------ Records provided ------

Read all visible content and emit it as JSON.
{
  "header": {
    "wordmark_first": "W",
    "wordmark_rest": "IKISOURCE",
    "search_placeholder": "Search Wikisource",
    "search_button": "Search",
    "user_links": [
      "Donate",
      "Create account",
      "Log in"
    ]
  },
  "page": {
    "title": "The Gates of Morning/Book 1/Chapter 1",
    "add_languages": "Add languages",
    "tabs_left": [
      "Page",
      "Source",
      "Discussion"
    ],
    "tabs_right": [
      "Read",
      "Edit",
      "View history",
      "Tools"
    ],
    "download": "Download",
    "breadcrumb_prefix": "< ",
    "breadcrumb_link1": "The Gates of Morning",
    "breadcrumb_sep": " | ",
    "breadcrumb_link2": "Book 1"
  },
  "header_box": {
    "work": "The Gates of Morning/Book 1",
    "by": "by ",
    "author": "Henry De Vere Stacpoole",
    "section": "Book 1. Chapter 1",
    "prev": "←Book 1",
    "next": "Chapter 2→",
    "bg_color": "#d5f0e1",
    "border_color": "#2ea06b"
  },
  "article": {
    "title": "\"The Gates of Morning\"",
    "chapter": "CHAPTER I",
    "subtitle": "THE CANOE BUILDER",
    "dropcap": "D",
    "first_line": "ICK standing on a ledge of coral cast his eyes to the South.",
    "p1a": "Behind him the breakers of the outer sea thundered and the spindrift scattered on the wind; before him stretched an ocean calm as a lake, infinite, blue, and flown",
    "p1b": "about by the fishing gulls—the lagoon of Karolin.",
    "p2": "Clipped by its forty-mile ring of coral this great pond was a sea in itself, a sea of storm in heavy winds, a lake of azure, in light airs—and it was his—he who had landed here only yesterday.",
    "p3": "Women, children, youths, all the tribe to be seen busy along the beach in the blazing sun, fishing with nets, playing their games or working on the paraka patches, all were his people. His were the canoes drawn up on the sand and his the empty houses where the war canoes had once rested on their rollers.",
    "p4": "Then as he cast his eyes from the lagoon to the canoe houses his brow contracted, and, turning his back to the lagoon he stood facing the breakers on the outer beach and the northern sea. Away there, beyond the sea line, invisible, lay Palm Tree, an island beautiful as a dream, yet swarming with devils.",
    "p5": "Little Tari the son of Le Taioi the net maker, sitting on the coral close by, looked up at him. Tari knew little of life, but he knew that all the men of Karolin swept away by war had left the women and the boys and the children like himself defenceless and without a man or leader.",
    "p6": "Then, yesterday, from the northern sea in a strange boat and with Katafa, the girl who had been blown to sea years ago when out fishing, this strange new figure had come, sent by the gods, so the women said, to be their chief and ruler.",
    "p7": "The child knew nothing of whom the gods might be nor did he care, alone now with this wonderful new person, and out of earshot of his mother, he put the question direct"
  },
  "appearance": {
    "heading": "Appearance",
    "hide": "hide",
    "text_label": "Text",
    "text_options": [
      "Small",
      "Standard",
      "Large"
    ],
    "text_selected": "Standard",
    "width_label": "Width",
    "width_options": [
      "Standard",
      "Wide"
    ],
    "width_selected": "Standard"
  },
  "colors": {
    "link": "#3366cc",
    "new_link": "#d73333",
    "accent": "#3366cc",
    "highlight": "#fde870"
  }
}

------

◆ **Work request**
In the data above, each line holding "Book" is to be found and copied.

◆ **Response**
    "title": "The Gates of Morning/Book 1/Chapter 1",
    "breadcrumb_link2": "Book 1"
    "work": "The Gates of Morning/Book 1",
    "section": "Book 1. Chapter 1",
    "prev": "←Book 1",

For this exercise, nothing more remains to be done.